Check every line of the material below for the string "music", and return the ones that have it.

Data for analysis
···

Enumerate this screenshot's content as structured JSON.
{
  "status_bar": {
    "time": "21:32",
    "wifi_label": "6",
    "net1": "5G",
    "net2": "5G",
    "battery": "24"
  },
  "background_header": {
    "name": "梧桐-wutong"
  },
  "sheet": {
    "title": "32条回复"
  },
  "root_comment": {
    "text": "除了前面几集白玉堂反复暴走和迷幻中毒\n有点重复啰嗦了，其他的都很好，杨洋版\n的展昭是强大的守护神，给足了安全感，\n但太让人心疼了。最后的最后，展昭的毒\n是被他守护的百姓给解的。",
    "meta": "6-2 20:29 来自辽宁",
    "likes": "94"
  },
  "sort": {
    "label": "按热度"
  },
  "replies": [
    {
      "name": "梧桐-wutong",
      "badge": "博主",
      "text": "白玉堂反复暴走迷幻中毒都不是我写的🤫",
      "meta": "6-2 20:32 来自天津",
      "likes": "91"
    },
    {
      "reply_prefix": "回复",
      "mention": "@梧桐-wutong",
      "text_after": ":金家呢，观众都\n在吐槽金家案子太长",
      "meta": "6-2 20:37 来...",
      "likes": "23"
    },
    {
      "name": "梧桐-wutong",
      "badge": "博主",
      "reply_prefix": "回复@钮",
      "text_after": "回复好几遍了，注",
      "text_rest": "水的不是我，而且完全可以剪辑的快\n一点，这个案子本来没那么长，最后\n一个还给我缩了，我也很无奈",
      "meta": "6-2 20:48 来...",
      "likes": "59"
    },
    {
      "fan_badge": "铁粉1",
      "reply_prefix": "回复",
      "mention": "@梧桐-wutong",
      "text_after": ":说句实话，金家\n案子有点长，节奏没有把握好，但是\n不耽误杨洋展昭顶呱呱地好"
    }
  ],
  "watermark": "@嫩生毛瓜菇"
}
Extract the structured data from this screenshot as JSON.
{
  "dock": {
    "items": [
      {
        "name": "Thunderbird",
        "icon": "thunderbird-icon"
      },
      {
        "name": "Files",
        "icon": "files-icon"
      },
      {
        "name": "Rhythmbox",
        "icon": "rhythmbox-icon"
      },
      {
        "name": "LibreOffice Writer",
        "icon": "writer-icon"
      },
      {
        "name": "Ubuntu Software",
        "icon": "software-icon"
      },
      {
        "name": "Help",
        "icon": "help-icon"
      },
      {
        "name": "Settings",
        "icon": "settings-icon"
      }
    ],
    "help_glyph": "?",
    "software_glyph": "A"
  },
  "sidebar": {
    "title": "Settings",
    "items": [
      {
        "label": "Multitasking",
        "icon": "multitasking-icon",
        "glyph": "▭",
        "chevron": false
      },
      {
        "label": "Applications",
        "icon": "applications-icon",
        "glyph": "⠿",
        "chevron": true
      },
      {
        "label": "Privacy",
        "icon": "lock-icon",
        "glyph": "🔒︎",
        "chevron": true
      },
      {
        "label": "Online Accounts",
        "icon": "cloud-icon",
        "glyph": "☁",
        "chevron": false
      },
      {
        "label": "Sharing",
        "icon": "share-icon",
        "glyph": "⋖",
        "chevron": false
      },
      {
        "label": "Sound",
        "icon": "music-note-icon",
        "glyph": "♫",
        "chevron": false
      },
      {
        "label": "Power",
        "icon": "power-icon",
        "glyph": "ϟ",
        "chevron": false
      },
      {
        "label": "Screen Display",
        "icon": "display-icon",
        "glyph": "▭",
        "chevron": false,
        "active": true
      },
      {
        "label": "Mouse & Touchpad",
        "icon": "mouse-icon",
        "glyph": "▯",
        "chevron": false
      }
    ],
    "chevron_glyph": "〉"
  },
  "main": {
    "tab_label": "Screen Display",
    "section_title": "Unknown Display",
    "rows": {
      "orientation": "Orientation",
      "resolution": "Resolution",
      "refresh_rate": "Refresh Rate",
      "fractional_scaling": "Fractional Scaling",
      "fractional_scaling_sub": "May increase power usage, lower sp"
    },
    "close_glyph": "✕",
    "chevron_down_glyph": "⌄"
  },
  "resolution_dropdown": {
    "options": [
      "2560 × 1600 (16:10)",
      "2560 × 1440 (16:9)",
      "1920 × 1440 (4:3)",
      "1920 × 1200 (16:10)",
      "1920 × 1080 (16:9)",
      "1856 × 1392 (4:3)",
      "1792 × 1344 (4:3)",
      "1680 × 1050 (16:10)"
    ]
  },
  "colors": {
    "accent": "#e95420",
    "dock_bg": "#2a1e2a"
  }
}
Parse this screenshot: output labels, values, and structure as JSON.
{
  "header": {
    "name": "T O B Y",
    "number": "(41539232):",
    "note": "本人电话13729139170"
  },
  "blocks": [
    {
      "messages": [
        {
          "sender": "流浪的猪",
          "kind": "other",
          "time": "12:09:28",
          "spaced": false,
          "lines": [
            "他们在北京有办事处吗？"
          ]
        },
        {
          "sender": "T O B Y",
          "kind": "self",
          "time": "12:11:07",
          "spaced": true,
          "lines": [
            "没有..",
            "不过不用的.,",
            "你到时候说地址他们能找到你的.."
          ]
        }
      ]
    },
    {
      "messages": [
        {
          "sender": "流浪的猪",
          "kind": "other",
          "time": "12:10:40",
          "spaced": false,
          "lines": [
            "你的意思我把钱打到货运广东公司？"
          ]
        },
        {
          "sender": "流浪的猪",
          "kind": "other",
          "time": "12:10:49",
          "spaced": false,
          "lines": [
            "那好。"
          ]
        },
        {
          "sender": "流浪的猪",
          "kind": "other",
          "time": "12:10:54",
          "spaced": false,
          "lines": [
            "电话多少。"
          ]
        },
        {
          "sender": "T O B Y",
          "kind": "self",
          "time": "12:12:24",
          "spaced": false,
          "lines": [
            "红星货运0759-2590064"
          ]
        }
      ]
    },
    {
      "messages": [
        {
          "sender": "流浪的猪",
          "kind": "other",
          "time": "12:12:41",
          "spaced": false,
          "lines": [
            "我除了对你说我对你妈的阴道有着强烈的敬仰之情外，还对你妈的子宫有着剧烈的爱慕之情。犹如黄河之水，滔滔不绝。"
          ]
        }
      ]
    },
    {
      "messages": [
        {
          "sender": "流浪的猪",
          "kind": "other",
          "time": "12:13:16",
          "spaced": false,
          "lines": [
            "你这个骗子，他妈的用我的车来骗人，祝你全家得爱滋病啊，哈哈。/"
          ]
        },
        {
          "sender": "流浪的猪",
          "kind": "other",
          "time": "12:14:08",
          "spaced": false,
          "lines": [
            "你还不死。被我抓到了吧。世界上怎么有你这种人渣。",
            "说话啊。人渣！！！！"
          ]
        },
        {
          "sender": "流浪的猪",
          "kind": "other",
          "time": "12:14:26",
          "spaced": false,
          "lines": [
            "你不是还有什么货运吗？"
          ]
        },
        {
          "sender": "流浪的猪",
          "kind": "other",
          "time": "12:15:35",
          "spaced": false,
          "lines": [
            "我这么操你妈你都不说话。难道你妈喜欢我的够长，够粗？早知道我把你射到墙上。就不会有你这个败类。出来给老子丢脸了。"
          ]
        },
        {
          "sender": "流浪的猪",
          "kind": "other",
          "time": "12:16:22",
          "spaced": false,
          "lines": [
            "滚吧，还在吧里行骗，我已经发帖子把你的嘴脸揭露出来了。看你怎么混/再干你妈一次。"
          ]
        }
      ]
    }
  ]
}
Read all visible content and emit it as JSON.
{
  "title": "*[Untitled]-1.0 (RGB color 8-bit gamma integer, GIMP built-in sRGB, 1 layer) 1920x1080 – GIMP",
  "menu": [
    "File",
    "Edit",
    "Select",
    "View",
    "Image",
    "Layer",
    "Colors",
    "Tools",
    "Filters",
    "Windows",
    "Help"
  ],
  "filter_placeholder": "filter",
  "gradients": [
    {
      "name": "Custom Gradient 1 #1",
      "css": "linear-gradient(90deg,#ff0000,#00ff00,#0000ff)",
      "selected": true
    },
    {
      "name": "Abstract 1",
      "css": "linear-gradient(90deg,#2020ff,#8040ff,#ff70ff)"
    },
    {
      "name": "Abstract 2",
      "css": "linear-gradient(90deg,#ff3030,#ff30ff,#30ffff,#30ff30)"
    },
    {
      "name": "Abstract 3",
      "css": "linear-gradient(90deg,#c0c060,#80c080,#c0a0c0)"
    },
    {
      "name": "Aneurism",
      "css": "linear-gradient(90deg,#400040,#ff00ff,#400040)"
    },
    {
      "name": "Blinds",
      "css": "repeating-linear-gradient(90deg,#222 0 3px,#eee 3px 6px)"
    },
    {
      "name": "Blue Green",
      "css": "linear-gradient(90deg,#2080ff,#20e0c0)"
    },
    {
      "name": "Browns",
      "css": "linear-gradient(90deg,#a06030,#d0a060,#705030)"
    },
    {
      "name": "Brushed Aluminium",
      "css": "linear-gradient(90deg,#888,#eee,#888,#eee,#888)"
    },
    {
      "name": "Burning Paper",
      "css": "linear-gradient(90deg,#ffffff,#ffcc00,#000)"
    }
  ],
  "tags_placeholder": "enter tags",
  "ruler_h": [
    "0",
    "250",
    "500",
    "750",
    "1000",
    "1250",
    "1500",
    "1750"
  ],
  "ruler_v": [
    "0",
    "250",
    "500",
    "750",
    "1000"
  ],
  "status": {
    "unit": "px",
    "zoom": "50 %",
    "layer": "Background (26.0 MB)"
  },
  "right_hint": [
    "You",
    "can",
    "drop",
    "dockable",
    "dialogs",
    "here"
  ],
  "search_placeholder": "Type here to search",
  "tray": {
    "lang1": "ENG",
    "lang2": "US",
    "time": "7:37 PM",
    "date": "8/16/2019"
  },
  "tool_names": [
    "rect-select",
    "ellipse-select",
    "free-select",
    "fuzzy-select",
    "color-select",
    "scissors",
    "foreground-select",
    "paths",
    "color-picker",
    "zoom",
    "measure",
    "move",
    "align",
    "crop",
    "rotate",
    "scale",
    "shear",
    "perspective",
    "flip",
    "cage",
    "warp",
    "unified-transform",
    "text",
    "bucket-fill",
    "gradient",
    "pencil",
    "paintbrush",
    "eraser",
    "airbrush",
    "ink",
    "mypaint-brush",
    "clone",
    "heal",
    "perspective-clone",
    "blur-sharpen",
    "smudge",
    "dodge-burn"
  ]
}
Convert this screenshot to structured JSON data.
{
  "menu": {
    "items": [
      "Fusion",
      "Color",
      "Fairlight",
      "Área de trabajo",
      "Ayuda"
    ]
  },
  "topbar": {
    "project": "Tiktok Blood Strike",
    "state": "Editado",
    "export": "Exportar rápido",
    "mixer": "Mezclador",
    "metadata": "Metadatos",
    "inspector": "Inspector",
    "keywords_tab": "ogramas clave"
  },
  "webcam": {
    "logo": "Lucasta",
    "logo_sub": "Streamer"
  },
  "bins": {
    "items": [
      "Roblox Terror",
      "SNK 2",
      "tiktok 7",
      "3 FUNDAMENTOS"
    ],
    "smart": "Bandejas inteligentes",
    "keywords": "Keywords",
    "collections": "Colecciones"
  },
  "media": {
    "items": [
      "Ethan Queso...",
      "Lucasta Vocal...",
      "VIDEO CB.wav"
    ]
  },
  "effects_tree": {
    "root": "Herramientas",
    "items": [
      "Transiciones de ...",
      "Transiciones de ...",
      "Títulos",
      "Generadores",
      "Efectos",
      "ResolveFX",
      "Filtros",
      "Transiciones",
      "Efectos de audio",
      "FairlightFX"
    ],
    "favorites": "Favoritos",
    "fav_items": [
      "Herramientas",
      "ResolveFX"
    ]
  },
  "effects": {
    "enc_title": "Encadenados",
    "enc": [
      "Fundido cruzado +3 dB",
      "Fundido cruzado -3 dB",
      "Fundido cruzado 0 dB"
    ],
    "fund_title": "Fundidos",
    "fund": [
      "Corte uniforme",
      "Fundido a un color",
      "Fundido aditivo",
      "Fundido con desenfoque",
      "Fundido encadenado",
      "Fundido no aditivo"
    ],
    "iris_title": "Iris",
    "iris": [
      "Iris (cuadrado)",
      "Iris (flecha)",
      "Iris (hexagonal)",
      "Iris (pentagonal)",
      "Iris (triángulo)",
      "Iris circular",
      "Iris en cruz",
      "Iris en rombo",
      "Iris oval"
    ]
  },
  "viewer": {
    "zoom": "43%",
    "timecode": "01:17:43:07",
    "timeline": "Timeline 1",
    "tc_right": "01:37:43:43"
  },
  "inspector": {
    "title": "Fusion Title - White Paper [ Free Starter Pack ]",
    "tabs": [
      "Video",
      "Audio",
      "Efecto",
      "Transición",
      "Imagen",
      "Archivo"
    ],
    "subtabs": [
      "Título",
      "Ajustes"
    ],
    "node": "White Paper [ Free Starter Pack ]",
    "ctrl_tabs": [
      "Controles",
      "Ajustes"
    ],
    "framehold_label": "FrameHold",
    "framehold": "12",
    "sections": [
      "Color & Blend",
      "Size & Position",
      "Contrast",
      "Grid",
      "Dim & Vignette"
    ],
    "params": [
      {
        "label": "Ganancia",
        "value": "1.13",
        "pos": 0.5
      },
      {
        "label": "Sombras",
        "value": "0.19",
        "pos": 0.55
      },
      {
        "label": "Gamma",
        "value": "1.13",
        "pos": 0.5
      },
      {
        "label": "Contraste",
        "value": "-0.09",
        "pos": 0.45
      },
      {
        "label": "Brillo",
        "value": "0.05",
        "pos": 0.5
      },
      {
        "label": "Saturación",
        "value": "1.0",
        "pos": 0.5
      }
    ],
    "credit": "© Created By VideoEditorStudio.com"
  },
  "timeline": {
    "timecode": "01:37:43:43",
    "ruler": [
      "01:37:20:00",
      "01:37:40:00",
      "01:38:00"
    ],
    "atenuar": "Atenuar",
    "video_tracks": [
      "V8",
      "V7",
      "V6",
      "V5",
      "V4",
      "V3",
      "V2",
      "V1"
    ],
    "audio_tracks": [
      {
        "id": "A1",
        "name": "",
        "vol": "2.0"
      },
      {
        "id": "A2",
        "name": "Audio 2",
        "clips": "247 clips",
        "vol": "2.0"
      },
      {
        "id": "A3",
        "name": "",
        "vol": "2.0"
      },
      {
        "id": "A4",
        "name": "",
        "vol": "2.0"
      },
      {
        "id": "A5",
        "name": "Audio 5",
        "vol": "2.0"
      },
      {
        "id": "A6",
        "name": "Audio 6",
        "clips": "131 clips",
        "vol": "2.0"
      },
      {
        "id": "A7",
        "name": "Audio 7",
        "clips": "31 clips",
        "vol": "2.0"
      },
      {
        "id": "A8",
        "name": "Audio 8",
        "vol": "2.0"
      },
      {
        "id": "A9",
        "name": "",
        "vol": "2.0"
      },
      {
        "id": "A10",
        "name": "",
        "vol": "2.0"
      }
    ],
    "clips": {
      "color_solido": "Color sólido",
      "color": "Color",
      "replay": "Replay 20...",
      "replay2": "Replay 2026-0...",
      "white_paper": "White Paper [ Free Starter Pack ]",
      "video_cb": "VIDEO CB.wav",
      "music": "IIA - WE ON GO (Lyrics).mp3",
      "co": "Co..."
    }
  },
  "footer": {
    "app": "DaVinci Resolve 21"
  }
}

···

Response to the task
        "icon": "music-note-icon",
      "music": "IIA - WE ON GO (Lyrics).mp3",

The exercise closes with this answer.